I’ve had two articles published recently. One is a text I’ve wanted to work up for some time, connecting Nina Simone to narratives of Afrofuturism. It’s a topic I first considered over a decade ago when writing my book about Simone. The material didn’t really fit the shape the book ended up taking (and would have put it considerably over the word count for the Icons of Pop series), and I hadn’t really found a satisfactory way to prepare it for publication since then, partly due to doubts abut the speculative approach I wanted to take. Fortunately, the call for papers for a special issue of Jazz Research Journal on speculative histories of jazz offered an opportunity to work on the piece and bring it up to date with reference to more recent work such as Jayna Brown’s excellent Black Utopias. I’m very grateful to the issue’s editors, Liam Maloney and Nicolas Pillai, and to the anonymous peer reviewers who provided some excellent feedback (including the need to make more references to Brown’s work).

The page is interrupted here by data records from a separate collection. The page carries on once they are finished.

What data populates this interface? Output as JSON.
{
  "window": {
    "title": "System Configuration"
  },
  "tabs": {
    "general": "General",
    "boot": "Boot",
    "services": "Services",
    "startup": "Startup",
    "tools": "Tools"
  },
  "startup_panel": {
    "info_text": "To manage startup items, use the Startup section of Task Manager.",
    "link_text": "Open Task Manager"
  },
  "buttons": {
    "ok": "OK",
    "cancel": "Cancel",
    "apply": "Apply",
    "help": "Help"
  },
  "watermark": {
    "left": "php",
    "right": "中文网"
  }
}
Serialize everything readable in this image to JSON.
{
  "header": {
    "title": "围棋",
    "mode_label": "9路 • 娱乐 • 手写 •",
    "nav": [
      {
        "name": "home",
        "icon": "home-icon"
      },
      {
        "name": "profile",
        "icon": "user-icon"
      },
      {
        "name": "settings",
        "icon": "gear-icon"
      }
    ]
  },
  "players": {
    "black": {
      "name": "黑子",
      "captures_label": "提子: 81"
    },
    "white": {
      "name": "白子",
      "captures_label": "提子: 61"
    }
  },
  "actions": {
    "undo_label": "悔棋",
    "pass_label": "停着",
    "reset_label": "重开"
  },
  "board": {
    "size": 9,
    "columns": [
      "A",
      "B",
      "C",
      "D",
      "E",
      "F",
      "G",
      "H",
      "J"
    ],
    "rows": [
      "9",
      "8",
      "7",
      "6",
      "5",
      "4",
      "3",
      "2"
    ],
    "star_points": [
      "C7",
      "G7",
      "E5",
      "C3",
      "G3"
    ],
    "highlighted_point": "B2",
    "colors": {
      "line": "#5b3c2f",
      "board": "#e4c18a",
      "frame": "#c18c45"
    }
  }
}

The article includes three main case studies: the 1969 album Nina Simone and Piano!, the song ‘22nd Century’, and Simone’s performance at the 1976 Montreux Jazz Festival. I’ve posted a playlist below, including Exuma’s original recording of ’22nd Century’. It was fun to write a bit about Exuma, an artist I’ve been fascinated by for years and who I discovered through Nina Simone’s work.
The other new publication is a shorter piece on US hip hop group clipping. written for a themed section of Australian Humanities Review marking seventy years of John Cage’s Four Minutes, Thirty-three Seconds (4’33”). As the brief provided the freedom to not focus squarely on the piece itself (or even on Cage), I decided to explore Cage’s tape composition Williams Mix (1951-1953) as a connecting point between the experimental art music world of the 1950s and the ‘alternative’ hip hop world of the 2010s. As Williams Mix becomes ‘Williams Mix’, a track on clipping.’s second album, it offers an opportunity to discuss the uses of distorted, glitched, sampled or ‘broken’ music by comparing art music examples labelled as ‘experimental’ or ‘avantgarde’ with the histories and traditions associated with popular and vernacular music.